→ EXERCISE: Could you copy the lines below exactly, leaving none out?

→ THE INPUT:

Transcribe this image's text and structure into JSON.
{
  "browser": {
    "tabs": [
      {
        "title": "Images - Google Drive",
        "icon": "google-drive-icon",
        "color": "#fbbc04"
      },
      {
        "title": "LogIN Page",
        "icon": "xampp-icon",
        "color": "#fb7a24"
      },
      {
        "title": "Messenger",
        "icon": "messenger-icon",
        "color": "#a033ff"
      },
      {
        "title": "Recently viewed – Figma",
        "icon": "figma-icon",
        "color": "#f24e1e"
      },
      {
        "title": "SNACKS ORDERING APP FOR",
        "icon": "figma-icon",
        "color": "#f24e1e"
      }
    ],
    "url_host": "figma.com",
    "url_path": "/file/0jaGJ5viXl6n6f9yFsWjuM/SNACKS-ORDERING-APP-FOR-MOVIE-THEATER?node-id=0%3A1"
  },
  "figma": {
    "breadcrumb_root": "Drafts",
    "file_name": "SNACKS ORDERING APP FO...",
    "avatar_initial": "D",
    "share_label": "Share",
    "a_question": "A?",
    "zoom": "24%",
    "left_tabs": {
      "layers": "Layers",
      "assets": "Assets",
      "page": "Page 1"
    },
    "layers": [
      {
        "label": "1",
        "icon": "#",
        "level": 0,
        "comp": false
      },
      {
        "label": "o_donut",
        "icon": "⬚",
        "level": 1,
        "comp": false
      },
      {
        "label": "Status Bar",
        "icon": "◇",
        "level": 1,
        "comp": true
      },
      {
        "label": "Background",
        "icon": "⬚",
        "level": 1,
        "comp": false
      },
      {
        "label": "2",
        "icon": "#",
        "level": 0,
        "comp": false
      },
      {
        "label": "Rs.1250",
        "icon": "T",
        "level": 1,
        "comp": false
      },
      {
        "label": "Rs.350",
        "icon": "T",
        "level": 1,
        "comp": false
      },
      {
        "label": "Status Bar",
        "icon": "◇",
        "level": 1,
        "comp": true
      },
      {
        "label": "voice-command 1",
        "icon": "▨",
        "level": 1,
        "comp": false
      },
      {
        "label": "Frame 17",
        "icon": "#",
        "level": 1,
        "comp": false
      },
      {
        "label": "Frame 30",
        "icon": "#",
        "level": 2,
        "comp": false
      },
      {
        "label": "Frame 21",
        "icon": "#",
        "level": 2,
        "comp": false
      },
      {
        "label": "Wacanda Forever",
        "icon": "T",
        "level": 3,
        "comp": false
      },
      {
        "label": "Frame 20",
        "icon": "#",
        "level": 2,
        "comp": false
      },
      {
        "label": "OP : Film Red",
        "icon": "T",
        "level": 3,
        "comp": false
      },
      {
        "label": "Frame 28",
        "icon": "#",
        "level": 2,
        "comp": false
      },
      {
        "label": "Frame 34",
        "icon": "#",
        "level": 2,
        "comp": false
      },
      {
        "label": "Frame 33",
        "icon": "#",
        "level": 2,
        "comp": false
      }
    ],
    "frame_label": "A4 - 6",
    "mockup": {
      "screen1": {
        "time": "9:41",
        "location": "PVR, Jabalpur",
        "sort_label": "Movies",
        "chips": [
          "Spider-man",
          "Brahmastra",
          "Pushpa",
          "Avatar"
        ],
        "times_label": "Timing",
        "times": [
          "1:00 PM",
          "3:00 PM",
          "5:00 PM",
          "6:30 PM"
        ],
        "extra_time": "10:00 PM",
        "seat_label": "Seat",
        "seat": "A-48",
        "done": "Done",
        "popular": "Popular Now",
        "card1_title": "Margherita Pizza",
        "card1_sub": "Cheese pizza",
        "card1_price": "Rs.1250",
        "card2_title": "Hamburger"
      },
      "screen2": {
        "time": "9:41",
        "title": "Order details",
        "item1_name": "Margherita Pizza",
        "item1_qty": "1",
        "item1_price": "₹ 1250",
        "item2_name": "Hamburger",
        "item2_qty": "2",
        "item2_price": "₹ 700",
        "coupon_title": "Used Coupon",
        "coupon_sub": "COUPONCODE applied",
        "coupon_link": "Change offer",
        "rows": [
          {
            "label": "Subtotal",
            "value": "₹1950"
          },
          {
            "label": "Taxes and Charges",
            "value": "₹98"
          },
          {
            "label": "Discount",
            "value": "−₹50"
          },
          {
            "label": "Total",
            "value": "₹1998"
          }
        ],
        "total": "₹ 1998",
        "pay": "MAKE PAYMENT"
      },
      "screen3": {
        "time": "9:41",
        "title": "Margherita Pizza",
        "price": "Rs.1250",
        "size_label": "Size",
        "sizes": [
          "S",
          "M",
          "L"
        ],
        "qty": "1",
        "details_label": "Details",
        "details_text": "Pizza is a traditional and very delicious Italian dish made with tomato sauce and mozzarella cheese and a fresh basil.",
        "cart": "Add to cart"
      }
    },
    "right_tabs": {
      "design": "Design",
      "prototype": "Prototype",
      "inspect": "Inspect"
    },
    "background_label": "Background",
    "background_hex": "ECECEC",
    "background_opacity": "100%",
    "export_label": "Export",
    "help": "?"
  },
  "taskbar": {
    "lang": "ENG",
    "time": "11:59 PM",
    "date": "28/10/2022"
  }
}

→ WORKED SOLUTION:
Transcribe this image's text and structure into JSON.
{
  "browser": {
    "tabs": [
      {
        "title": "Images - Google Drive",
        "icon": "google-drive-icon",
        "color": "#fbbc04"
      },
      {
        "title": "LogIN Page",
        "icon": "xampp-icon",
        "color": "#fb7a24"
      },
      {
        "title": "Messenger",
        "icon": "messenger-icon",
        "color": "#a033ff"
      },
      {
        "title": "Recently viewed – Figma",
        "icon": "figma-icon",
        "color": "#f24e1e"
      },
      {
        "title": "SNACKS ORDERING APP FOR",
        "icon": "figma-icon",
        "color": "#f24e1e"
      }
    ],
    "url_host": "figma.com",
    "url_path": "/file/0jaGJ5viXl6n6f9yFsWjuM/SNACKS-ORDERING-APP-FOR-MOVIE-THEATER?node-id=0%3A1"
  },
  "figma": {
    "breadcrumb_root": "Drafts",
    "file_name": "SNACKS ORDERING APP FO...",
    "avatar_initial": "D",
    "share_label": "Share",
    "a_question": "A?",
    "zoom": "24%",
    "left_tabs": {
      "layers": "Layers",
      "assets": "Assets",
      "page": "Page 1"
    },
    "layers": [
      {
        "label": "1",
        "icon": "#",
        "level": 0,
        "comp": false
      },
      {
        "label": "o_donut",
        "icon": "⬚",
        "level": 1,
        "comp": false
      },
      {
        "label": "Status Bar",
        "icon": "◇",
        "level": 1,
        "comp": true
      },
      {
        "label": "Background",
        "icon": "⬚",
        "level": 1,
        "comp": false
      },
      {
        "label": "2",
        "icon": "#",
        "level": 0,
        "comp": false
      },
      {
        "label": "Rs.1250",
        "icon": "T",
        "level": 1,
        "comp": false
      },
      {
        "label": "Rs.350",
        "icon": "T",
        "level": 1,
        "comp": false
      },
      {
        "label": "Status Bar",
        "icon": "◇",
        "level": 1,
        "comp": true
      },
      {
        "label": "voice-command 1",
        "icon": "▨",
        "level": 1,
        "comp": false
      },
      {
        "label": "Frame 17",
        "icon": "#",
        "level": 1,
        "comp": false
      },
      {
        "label": "Frame 30",
        "icon": "#",
        "level": 2,
        "comp": false
      },
      {
        "label": "Frame 21",
        "icon": "#",
        "level": 2,
        "comp": false
      },
      {
        "label": "Wacanda Forever",
        "icon": "T",
        "level": 3,
        "comp": false
      },
      {
        "label": "Frame 20",
        "icon": "#",
        "level": 2,
        "comp": false
      },
      {
        "label": "OP : Film Red",
        "icon": "T",
        "level": 3,
        "comp": false
      },
      {
        "label": "Frame 28",
        "icon": "#",
        "level": 2,
        "comp": false
      },
      {
        "label": "Frame 34",
        "icon": "#",
        "level": 2,
        "comp": false
      },
      {
        "label": "Frame 33",
        "icon": "#",
        "level": 2,
        "comp": false
      }
    ],
    "frame_label": "A4 - 6",
    "mockup": {
      "screen1": {
        "time": "9:41",
        "location": "PVR, Jabalpur",
        "sort_label": "Movies",
        "chips": [
          "Spider-man",
          "Brahmastra",
          "Pushpa",
          "Avatar"
        ],
        "times_label": "Timing",
        "times": [
          "1:00 PM",
          "3:00 PM",
          "5:00 PM",
          "6:30 PM"
        ],
        "extra_time": "10:00 PM",
        "seat_label": "Seat",
        "seat": "A-48",
        "done": "Done",
        "popular": "Popular Now",
        "card1_title": "Margherita Pizza",
        "card1_sub": "Cheese pizza",
        "card1_price": "Rs.1250",
        "card2_title": "Hamburger"
      },
      "screen2": {
        "time": "9:41",
        "title": "Order details",
        "item1_name": "Margherita Pizza",
        "item1_qty": "1",
        "item1_price": "₹ 1250",
        "item2_name": "Hamburger",
        "item2_qty": "2",
        "item2_price": "₹ 700",
        "coupon_title": "Used Coupon",
        "coupon_sub": "COUPONCODE applied",
        "coupon_link": "Change offer",
        "rows": [
          {
            "label": "Subtotal",
            "value": "₹1950"
          },
          {
            "label": "Taxes and Charges",
            "value": "₹98"
          },
          {
            "label": "Discount",
            "value": "−₹50"
          },
          {
            "label": "Total",
            "value": "₹1998"
          }
        ],
        "total": "₹ 1998",
        "pay": "MAKE PAYMENT"
      },
      "screen3": {
        "time": "9:41",
        "title": "Margherita Pizza",
        "price": "Rs.1250",
        "size_label": "Size",
        "sizes": [
          "S",
          "M",
          "L"
        ],
        "qty": "1",
        "details_label": "Details",
        "details_text": "Pizza is a traditional and very delicious Italian dish made with tomato sauce and mozzarella cheese and a fresh basil.",
        "cart": "Add to cart"
      }
    },
    "right_tabs": {
      "design": "Design",
      "prototype": "Prototype",
      "inspect": "Inspect"
    },
    "background_label": "Background",
    "background_hex": "ECECEC",
    "background_opacity": "100%",
    "export_label": "Export",
    "help": "?"
  },
  "taskbar": {
    "lang": "ENG",
    "time": "11:59 PM",
    "date": "28/10/2022"
  }
}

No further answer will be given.